Economic Outlook

German economy: V(irus)-shaped recession ahead

Kiel Institute Economic Outlook Germany, Nr. 65 (2020|Q1) Download PDF

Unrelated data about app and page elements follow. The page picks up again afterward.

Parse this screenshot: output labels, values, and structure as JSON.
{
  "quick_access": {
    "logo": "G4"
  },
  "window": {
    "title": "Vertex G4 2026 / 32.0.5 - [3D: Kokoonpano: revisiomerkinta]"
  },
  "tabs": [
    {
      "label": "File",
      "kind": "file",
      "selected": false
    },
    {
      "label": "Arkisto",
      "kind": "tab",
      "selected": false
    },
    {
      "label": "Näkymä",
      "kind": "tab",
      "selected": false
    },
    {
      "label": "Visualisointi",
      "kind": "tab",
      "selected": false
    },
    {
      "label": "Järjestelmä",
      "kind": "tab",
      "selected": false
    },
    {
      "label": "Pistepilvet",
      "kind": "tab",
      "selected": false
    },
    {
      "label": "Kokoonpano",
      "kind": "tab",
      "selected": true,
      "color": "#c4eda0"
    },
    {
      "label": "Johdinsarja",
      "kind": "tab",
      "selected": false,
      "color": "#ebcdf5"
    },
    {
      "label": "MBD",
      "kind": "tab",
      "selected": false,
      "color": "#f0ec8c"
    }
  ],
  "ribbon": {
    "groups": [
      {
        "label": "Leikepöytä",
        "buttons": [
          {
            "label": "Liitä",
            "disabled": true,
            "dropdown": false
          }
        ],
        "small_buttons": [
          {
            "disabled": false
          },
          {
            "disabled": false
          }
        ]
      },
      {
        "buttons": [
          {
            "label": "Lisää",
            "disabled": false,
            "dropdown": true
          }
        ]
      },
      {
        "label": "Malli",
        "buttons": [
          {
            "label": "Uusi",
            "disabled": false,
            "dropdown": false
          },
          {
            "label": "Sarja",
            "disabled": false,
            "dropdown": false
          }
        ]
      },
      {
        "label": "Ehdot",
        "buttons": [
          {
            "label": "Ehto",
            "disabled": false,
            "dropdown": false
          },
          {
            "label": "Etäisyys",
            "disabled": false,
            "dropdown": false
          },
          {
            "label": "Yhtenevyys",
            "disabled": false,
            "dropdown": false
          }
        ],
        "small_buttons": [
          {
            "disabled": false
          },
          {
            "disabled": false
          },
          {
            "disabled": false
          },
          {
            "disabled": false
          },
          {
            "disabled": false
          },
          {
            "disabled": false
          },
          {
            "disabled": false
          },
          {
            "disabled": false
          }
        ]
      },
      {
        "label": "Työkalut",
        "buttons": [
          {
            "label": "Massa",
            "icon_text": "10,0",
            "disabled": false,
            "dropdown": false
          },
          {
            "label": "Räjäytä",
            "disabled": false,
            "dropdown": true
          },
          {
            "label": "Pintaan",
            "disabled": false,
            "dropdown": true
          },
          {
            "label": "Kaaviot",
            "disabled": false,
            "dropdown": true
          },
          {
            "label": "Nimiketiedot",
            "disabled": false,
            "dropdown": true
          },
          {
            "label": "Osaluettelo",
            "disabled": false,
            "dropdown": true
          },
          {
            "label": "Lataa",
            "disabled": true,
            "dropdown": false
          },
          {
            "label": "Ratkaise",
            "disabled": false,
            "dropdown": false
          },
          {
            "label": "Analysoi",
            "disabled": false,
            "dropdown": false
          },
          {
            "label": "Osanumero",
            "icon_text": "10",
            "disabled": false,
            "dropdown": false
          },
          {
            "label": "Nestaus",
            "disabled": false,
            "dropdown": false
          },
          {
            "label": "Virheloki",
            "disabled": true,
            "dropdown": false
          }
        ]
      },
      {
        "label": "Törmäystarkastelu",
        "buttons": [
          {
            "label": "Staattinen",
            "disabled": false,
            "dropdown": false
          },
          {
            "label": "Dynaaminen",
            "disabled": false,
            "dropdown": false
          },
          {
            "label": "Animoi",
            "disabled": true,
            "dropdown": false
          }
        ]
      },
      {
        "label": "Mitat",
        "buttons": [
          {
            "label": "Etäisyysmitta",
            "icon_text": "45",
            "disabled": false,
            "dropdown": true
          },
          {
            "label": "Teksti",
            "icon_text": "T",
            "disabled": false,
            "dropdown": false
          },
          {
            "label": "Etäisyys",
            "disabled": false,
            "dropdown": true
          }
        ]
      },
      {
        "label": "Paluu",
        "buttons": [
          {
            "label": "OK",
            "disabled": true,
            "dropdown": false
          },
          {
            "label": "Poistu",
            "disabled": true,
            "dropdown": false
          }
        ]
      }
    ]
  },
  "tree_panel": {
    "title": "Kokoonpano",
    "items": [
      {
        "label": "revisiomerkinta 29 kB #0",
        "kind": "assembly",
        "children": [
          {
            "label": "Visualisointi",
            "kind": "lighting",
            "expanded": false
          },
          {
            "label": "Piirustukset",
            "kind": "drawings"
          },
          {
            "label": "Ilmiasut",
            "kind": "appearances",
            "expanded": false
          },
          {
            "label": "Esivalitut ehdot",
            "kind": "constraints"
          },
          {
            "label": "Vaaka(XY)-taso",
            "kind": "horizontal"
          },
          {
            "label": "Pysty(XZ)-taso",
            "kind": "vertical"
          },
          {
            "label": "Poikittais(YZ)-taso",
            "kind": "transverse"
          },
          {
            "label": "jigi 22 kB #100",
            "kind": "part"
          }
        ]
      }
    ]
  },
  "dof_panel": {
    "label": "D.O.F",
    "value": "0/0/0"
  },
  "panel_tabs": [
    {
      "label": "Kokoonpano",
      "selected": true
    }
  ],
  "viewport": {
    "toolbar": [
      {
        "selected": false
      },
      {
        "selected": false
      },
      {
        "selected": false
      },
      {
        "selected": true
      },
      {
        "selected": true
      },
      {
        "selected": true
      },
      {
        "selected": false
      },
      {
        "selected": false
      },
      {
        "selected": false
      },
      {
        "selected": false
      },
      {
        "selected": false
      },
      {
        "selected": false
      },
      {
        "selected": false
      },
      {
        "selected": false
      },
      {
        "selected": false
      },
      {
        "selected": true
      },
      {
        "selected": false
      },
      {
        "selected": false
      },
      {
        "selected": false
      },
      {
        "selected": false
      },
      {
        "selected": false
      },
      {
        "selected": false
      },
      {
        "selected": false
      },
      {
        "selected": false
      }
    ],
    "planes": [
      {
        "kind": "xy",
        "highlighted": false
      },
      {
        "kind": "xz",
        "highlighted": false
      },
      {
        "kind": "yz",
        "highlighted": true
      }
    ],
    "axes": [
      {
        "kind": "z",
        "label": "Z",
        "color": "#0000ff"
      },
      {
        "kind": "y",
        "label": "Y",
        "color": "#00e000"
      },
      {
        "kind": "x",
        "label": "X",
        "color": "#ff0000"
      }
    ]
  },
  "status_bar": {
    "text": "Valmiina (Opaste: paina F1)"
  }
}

The spread of the coronavirus will have a considerable impact on the German economy. The economy will be hit in a situation in which it was just about to regain footing after the downturn of the past year. Recently, signs have been increasing that industrial production is finding its bottom and is gradually emerging from recession. The actual economic damage caused by the coronavirus can hardly be quantified at present. First, the effects are not yet reflected in available leading indicators. Second, the further development of the pandemic is uncertain, especially as the economic consequences depend to a large extent on the measures taken to contain the virus. For our forecast, we assume that the coronavirus will dampen economic activity, especially in the first half of the year, and that there will be noticeable catch-up effects thereafter. In this scenario, the economic picture will resemble a pronounced V-shape in the course of this year. It is already foreseeable that foreign trade will be significantly affected in the coming months. Trade with China but also with other regions particularly affected by the virus is likely to decline significantly. In this regard, delivery problems for intermediate goods could lead to noticeable production shortfalls. In addition, the spread of the virus is also likely to have a significant impact on the domestic economy. In particular, private households will probably cut back on leisure spending in order to avoid infection. In light of the uncertain development of the pandemic, we expect firms to postpone investment projects. At the same time, the impact on employment is likely to be small if the largest negative effects are indeed limited to the first half of the year. All in all, we expect a slight decline in gross domestic product of 0.1 percent for the current year. In our most recent winter forecast, we had still assumed an increase of 1.1 percent. In 2021, GDP is projected to grow quite strongly by 2.3 percent, also due to catch-up effects. However, the downside risks to our forecast prevail and, depending on the further development of the corona pandemic, significantly more negative scenarios are also possible.